Next, the sculpture is not what it seems. For so great an event, you would surely expect the memorial to be freshly made for the purpose. I have not been able to examine the figure myself but I have heard that there are signs that it once possessed wings or, possibly, a cloak, and that these have been broken off. If it had wings, that would make it a common or garden cherub or putto, possibly one rescued from a demolished building or church (e.g. one destroyed in the Great Fire), not something made especially as a memorial. It is hard to see what relevance these accoutrements could have had to the Great Fire. It has also been said that the figure was originally painted in naturalistic colours and then gilded to spare Victorian sensibilities. How does the gilding of a naked figure do that? In any case, it is no longer possible to see whether it was once painted and my guess is that it was always gilded.
My theory is that someone found or rescued this cherub or putto or whatever it is, and attached it to the pub, perhaps for fun. Later, people invented spurious explanations for its meaning and its presence at that exact spot, none of which, taken together, make much sense. Perhaps someone somewhere has information on the supposed sculptor, Puckridge, and I guess, if the name isn’t as spurious as the rest of the tale, that he will turn out to be a maker of decorations for churches and public buildings, not an artist sculptor of the prestige required to be invited to make a memorial of one of London’s most frightful episodes of destruction until the Second World War.

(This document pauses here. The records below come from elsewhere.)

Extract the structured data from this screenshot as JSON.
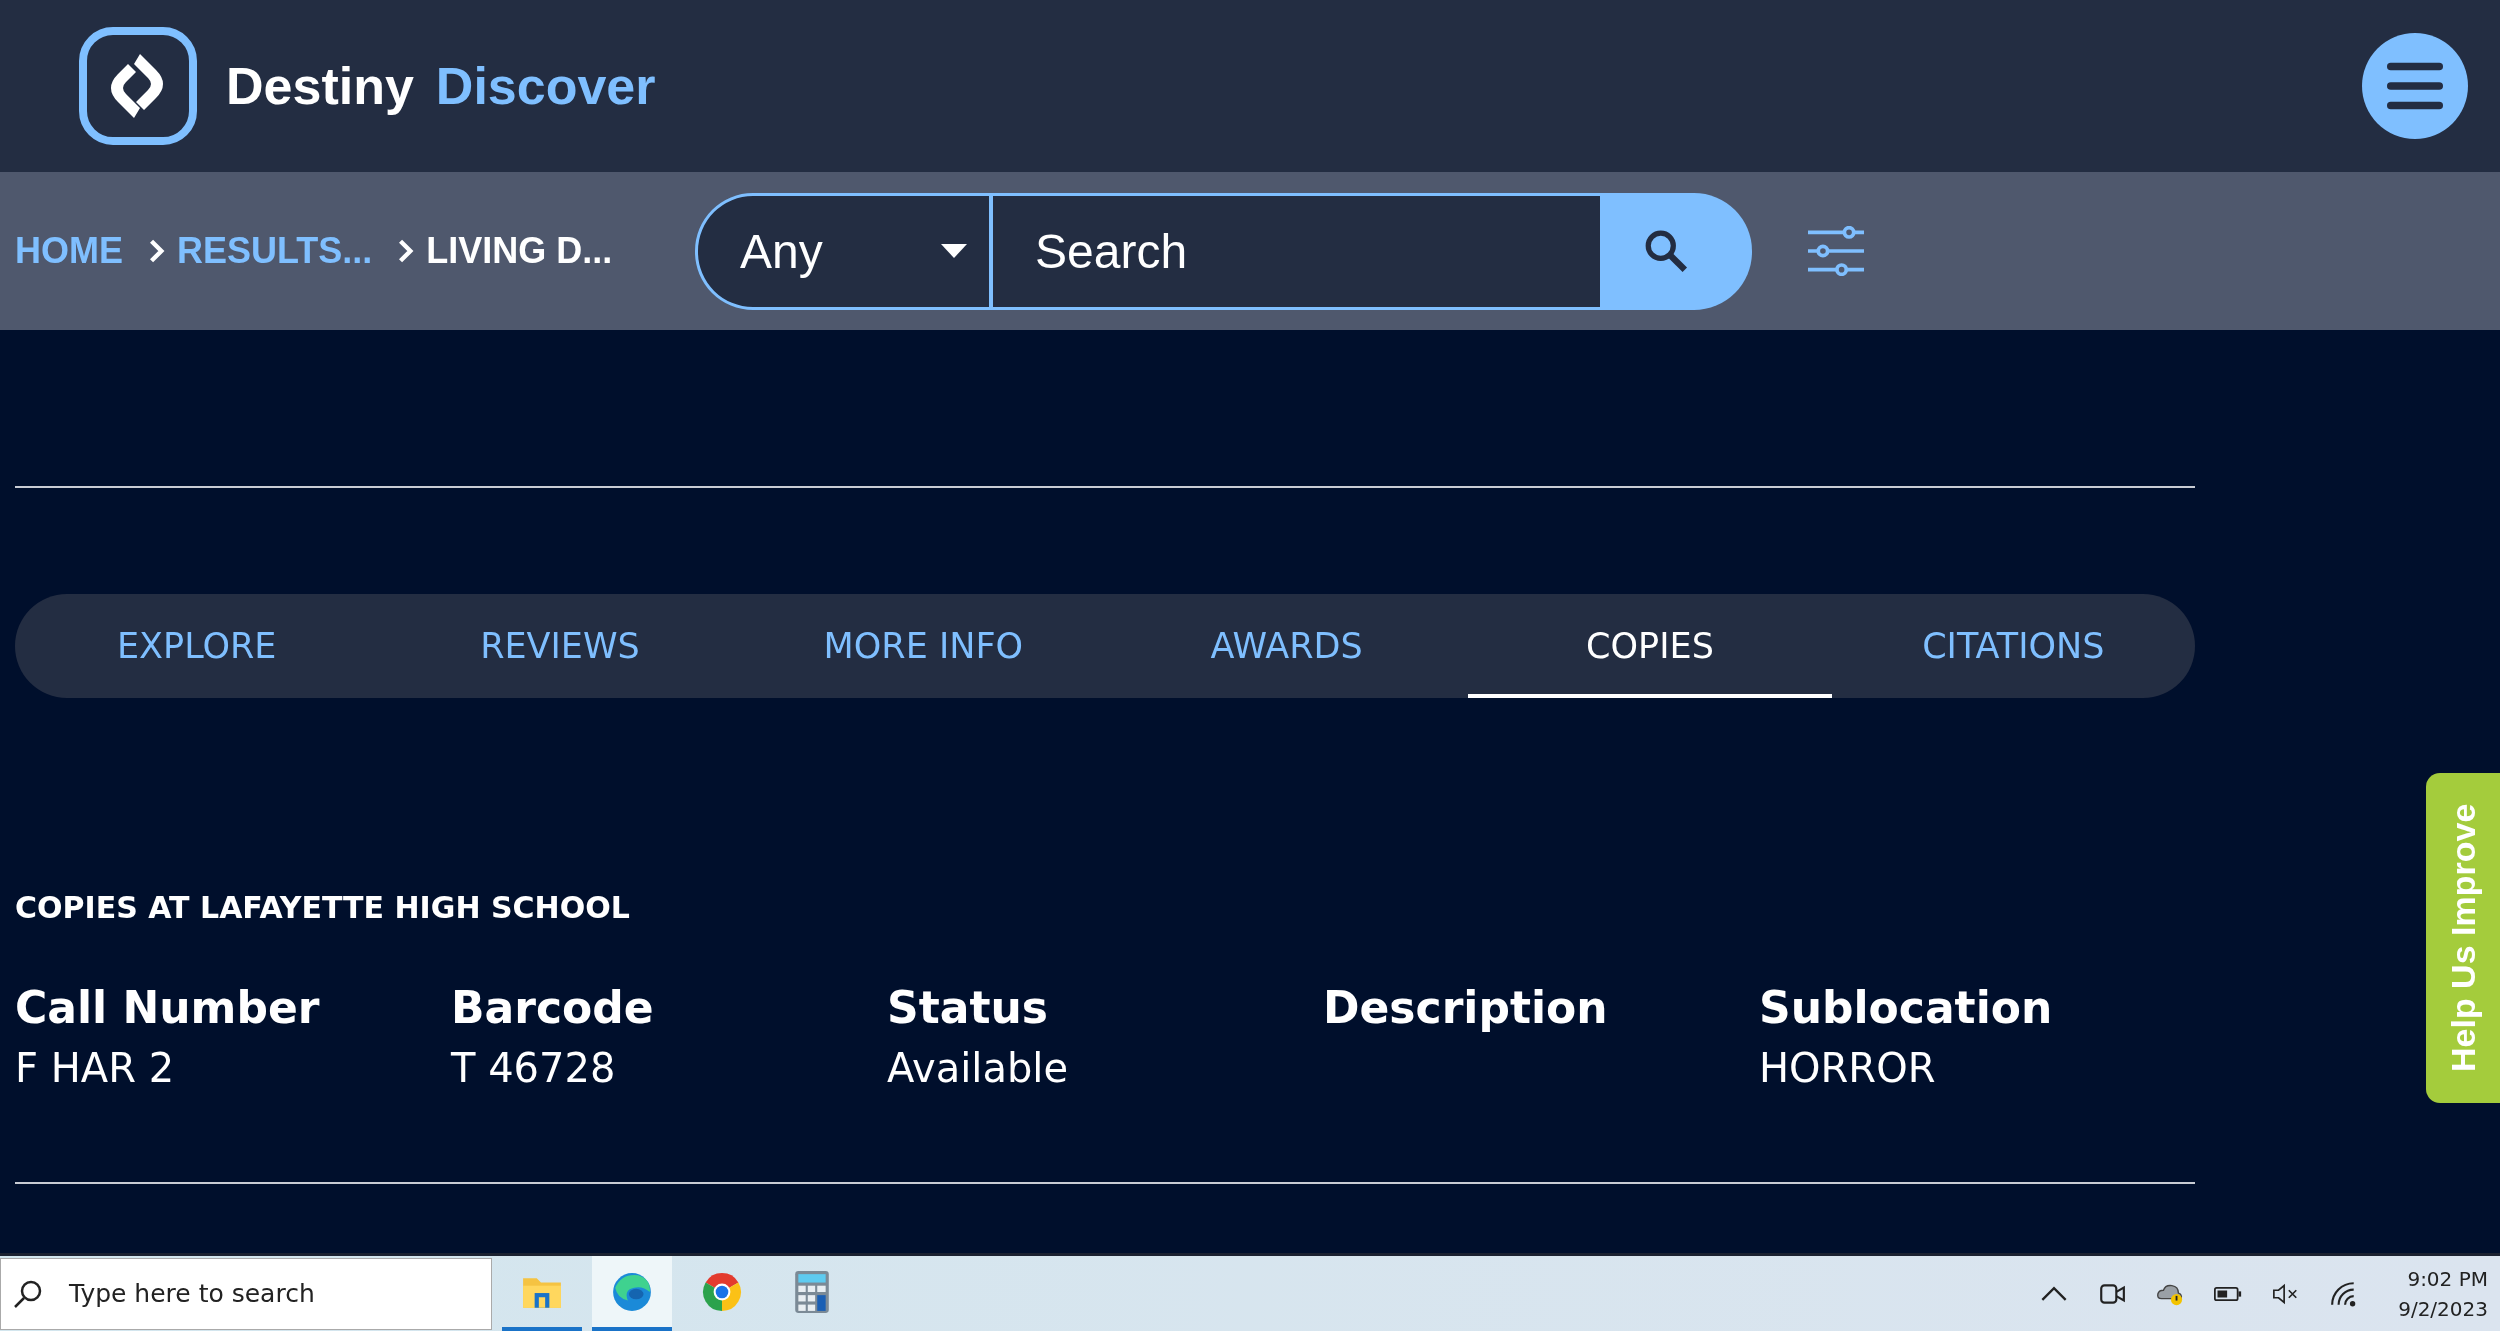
{
  "header": {
    "brand": "Destiny",
    "product": "Discover"
  },
  "breadcrumbs": [
    {
      "label": "HOME",
      "current": false
    },
    {
      "label": "RESULTS...",
      "current": false
    },
    {
      "label": "LIVING D...",
      "current": true
    }
  ],
  "search": {
    "scope": "Any",
    "placeholder": "Search"
  },
  "tabs": [
    {
      "label": "EXPLORE",
      "selected": false
    },
    {
      "label": "REVIEWS",
      "selected": false
    },
    {
      "label": "MORE INFO",
      "selected": false
    },
    {
      "label": "AWARDS",
      "selected": false
    },
    {
      "label": "COPIES",
      "selected": true
    },
    {
      "label": "CITATIONS",
      "selected": false
    }
  ],
  "copies": {
    "heading": "COPIES AT LAFAYETTE HIGH SCHOOL",
    "columns": [
      {
        "header": "Call Number",
        "value": "F HAR 2"
      },
      {
        "header": "Barcode",
        "value": "T 46728"
      },
      {
        "header": "Status",
        "value": "Available"
      },
      {
        "header": "Description"
      },
      {
        "header": "Sublocation",
        "value": "HORROR"
      }
    ]
  },
  "help_tab": "Help Us Improve",
  "taskbar": {
    "search_placeholder": "Type here to search",
    "apps": [
      {
        "kind": "explorer",
        "running": true,
        "selected": false
      },
      {
        "kind": "edge",
        "running": true,
        "selected": true
      },
      {
        "kind": "chrome",
        "running": false,
        "selected": false
      },
      {
        "kind": "calculator",
        "running": false,
        "selected": false
      }
    ],
    "time": "9:02 PM",
    "date": "9/2/2023"
  }
}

They say you should not believe everything you read in the newspapers and I agree. Further, you should not believe everything you read in inscriptions carved on walls, no matter how authoritative they may seem to be. There is enough hard historical fact in our amazing city to keep us occupied and entertained for several lifetimes without having recourse to fairy tales and falsehoods.